> _WHAT YOU SHOULD DO_
How many lines in these records hold the string "仅IOS"? Reply with the number alone.

Dataset rows for apps and sites:
------------------------------------------------------------------------
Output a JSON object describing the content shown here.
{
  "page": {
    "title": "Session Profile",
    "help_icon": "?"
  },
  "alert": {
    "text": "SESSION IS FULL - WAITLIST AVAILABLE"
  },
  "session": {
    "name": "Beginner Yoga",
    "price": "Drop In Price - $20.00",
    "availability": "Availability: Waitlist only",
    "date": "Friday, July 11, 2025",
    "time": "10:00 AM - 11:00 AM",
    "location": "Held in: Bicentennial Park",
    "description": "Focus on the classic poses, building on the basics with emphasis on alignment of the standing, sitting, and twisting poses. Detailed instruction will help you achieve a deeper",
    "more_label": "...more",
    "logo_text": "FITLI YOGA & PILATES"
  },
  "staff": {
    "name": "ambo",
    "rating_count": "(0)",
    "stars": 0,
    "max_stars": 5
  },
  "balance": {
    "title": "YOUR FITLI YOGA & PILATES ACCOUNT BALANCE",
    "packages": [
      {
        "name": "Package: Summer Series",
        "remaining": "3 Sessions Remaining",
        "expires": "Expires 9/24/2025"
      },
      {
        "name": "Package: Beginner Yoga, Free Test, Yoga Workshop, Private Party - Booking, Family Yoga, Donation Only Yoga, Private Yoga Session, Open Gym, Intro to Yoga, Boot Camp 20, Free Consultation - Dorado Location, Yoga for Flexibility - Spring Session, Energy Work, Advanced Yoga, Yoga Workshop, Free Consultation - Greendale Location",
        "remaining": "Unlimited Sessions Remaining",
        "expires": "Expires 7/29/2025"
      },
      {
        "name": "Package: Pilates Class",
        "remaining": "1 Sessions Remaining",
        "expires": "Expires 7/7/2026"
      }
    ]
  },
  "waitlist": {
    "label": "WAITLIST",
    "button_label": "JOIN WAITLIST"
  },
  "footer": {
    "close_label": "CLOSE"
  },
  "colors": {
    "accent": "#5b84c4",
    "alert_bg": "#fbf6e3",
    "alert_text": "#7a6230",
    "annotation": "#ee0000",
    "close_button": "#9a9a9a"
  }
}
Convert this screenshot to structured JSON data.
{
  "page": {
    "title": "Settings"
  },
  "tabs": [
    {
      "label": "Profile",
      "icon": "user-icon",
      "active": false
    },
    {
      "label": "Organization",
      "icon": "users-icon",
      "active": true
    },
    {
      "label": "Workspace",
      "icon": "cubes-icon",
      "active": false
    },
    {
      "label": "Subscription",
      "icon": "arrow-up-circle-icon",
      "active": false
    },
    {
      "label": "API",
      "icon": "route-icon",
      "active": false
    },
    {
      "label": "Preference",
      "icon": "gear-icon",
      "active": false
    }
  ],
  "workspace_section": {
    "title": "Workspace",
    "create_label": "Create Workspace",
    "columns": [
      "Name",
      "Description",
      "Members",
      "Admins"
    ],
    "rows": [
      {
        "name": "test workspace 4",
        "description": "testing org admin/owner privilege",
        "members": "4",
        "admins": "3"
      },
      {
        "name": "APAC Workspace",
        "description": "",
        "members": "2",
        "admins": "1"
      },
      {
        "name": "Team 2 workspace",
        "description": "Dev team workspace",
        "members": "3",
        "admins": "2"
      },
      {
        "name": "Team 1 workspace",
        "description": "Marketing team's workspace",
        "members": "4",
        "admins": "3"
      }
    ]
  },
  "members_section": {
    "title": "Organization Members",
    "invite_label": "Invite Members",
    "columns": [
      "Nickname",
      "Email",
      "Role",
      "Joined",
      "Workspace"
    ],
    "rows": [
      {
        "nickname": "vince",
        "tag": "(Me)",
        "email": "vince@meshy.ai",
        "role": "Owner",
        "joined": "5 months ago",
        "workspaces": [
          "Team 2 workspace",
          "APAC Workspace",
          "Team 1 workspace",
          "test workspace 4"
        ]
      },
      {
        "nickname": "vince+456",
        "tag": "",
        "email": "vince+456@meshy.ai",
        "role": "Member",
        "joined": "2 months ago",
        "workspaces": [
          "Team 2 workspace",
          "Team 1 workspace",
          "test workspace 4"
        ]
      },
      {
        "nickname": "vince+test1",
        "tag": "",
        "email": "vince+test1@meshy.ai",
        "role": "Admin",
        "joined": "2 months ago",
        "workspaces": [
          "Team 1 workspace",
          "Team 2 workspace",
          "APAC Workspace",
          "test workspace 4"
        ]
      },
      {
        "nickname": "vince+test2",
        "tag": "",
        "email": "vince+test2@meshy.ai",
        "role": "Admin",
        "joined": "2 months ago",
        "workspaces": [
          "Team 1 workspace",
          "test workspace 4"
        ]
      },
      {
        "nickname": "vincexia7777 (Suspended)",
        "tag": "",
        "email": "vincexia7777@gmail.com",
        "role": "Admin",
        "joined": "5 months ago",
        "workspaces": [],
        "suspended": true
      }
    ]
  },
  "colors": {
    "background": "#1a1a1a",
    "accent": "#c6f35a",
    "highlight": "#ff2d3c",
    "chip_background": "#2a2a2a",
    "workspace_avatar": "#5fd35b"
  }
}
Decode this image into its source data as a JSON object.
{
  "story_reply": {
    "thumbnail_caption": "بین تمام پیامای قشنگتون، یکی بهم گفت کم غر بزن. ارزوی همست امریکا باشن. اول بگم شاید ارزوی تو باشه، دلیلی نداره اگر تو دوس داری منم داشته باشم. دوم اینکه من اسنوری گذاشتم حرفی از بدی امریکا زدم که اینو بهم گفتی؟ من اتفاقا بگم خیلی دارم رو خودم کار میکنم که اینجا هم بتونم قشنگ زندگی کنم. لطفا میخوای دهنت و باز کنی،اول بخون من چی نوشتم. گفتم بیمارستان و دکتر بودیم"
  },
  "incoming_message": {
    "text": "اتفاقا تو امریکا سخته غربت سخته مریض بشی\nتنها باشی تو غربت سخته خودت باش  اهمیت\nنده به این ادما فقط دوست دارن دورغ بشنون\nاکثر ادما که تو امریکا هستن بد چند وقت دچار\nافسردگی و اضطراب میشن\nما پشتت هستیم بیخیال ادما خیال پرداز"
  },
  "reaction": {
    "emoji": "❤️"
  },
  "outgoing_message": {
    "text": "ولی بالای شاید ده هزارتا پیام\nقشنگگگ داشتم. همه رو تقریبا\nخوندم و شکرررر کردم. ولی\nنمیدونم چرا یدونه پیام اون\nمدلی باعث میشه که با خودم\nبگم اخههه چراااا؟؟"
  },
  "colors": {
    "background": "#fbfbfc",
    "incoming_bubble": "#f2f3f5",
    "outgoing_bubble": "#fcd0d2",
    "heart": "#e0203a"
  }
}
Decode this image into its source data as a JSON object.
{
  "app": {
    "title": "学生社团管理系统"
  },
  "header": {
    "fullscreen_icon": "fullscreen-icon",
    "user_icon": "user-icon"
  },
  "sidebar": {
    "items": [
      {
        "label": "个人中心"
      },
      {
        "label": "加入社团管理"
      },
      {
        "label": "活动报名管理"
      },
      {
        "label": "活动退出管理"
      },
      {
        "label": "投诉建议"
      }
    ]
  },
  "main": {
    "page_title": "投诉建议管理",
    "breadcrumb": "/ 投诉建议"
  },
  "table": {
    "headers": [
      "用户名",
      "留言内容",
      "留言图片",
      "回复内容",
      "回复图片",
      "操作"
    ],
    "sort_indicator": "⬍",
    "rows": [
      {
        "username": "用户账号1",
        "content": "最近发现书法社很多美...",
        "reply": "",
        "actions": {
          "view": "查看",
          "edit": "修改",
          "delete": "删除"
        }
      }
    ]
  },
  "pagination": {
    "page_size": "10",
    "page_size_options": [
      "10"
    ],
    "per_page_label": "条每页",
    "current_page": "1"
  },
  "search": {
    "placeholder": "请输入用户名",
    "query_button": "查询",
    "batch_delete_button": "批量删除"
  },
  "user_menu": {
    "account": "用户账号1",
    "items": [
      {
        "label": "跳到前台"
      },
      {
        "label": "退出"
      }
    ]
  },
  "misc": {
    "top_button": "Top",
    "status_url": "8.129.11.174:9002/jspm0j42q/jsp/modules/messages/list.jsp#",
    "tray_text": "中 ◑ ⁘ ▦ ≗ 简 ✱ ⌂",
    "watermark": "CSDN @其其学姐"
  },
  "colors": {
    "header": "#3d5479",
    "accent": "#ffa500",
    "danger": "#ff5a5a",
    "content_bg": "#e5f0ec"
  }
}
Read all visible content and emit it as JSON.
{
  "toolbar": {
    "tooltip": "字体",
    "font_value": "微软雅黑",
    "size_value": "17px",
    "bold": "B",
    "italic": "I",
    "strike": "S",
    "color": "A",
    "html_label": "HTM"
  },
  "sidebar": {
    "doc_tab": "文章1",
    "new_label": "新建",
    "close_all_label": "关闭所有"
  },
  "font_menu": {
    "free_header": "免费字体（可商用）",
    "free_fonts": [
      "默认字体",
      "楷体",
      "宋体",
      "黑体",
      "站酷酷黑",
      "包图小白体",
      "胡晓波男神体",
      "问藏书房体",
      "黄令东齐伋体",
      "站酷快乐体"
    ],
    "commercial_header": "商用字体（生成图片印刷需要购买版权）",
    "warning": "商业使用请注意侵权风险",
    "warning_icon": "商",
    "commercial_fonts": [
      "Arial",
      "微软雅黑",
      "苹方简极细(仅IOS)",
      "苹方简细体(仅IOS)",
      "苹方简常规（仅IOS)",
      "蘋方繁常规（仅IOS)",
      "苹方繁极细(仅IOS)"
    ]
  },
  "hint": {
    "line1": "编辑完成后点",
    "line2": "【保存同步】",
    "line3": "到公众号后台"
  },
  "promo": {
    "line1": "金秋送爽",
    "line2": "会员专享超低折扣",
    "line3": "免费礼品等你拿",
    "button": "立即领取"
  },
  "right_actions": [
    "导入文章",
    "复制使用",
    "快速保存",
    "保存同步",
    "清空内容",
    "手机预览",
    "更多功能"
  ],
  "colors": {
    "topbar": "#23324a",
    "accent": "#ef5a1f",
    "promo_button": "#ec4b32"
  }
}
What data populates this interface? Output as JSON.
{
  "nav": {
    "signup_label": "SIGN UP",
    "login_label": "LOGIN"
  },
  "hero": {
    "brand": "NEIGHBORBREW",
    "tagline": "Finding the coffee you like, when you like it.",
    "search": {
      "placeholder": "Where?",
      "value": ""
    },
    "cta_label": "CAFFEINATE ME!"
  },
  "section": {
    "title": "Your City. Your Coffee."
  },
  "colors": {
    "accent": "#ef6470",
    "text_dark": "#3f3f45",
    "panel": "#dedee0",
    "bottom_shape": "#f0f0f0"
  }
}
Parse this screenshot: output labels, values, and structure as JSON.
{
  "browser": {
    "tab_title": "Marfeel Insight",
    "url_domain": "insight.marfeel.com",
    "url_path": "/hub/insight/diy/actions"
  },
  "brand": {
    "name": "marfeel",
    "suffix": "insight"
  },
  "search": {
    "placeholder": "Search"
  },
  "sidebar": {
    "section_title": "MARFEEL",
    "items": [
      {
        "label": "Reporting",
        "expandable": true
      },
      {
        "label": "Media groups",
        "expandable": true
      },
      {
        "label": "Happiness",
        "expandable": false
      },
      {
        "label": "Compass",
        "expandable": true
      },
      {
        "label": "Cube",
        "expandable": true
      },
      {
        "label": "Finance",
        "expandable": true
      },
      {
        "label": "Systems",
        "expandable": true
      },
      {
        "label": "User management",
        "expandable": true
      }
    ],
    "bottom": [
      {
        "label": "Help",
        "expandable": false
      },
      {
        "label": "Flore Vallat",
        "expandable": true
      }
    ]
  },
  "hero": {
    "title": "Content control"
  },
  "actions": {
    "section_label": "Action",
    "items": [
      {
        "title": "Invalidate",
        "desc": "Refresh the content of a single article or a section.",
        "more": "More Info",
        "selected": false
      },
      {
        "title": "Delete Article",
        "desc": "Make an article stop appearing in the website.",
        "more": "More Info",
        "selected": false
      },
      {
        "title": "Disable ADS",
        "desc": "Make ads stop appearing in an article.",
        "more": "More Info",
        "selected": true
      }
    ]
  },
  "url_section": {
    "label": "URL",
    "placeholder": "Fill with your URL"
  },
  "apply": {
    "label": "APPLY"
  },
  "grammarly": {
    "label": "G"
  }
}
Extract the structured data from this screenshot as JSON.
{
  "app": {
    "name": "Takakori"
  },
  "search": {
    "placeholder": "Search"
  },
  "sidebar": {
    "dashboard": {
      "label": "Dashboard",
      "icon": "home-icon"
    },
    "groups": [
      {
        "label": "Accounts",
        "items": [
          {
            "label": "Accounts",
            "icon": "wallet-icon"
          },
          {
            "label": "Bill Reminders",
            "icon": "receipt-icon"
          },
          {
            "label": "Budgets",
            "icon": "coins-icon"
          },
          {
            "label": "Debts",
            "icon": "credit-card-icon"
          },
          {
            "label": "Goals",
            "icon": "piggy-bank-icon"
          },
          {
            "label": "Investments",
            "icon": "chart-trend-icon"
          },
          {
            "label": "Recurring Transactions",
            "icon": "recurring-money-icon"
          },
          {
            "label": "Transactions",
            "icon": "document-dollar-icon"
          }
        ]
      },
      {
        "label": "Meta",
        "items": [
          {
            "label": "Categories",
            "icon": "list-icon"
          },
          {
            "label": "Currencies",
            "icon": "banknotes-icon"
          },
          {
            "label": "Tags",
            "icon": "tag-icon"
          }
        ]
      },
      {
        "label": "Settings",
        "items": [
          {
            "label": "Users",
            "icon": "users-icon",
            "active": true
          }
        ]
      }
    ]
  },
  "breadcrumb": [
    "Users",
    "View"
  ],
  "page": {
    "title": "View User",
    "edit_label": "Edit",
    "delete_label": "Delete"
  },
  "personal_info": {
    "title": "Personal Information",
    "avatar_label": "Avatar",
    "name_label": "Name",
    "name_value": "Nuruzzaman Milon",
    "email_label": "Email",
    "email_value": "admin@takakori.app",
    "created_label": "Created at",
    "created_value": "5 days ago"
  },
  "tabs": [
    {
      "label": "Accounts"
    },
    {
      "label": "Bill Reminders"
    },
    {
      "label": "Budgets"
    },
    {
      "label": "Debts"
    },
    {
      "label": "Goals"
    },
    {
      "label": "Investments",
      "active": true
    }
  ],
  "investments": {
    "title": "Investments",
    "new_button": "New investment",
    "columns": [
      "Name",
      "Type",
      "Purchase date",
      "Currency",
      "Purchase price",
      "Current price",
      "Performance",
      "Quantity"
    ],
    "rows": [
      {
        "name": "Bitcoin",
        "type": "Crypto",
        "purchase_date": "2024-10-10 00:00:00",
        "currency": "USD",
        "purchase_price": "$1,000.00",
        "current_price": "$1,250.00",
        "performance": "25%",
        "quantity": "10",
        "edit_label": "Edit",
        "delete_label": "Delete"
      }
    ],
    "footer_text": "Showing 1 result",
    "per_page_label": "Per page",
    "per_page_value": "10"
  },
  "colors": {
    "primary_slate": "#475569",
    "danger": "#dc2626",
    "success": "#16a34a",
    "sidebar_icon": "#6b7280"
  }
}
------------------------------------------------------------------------
> _YOUR SOLUTION_
5